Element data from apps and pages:
+ + + + +
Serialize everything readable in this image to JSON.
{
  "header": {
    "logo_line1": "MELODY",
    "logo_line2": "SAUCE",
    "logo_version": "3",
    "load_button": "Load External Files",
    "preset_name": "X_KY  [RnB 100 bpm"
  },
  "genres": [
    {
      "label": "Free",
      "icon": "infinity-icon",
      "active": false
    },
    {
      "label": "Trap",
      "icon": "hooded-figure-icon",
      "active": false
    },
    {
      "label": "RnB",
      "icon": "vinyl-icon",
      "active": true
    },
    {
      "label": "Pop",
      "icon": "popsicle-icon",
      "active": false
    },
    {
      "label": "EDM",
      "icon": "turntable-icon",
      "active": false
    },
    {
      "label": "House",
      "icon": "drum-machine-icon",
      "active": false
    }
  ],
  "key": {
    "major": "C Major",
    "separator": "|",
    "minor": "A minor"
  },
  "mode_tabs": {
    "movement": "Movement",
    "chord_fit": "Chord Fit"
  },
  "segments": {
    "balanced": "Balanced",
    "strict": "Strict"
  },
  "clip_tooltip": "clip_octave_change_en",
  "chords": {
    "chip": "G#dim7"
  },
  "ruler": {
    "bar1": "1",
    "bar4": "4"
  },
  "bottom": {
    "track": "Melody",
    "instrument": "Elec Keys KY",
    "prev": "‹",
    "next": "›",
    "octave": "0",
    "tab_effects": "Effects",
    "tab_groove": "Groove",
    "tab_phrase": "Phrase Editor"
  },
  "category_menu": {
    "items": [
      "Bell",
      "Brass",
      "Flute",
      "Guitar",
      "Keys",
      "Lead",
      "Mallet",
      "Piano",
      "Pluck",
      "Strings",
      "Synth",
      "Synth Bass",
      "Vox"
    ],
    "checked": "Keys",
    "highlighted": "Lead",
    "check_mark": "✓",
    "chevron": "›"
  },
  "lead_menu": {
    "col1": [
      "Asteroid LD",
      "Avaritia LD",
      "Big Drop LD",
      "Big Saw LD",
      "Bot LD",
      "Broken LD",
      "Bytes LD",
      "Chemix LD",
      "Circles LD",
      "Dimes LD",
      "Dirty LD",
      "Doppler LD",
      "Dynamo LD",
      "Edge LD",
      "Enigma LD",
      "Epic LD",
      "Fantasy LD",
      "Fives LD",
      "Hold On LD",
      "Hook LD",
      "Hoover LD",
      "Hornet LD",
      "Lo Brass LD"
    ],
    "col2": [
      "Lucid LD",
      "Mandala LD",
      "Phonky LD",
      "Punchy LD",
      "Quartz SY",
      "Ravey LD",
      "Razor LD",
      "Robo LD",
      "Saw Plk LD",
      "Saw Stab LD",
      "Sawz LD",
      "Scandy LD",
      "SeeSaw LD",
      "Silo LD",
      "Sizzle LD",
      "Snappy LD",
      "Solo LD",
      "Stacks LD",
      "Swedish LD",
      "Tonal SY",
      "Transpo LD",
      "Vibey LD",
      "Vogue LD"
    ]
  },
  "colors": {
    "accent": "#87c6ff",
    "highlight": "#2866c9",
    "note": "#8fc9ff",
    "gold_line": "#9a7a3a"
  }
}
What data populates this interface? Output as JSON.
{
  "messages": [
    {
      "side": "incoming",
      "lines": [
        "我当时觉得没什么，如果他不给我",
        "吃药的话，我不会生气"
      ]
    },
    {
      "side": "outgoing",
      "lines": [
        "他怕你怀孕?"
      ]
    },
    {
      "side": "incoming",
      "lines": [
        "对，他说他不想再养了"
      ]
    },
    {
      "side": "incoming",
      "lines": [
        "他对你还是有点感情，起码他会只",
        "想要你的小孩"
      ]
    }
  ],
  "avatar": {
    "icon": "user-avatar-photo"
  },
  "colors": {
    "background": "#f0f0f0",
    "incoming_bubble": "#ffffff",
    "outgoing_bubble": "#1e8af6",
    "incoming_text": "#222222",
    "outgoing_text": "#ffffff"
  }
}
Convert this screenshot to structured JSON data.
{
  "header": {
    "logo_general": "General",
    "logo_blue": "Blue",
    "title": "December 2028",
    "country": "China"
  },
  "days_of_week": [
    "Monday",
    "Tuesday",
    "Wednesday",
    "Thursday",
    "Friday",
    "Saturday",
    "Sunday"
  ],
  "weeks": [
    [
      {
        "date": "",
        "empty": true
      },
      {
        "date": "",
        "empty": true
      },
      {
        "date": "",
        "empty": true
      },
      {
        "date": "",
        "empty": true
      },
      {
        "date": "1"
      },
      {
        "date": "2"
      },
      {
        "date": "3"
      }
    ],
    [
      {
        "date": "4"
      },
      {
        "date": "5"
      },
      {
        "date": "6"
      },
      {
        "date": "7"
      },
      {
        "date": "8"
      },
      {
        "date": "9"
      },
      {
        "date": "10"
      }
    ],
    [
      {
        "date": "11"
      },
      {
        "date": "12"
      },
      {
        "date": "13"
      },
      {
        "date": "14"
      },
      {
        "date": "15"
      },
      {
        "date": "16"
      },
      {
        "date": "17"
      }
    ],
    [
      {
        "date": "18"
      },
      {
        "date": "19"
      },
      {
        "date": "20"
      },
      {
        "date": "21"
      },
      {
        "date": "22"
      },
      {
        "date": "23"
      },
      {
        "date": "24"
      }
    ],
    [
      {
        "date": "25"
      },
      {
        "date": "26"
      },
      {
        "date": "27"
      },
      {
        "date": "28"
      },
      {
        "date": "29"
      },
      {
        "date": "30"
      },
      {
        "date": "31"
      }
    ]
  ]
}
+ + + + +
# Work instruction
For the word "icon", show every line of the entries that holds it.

# Response below
      "icon": "infinity-icon",
      "icon": "hooded-figure-icon",
      "icon": "vinyl-icon",
      "icon": "popsicle-icon",
      "icon": "turntable-icon",
      "icon": "drum-machine-icon",
    "icon": "user-avatar-photo"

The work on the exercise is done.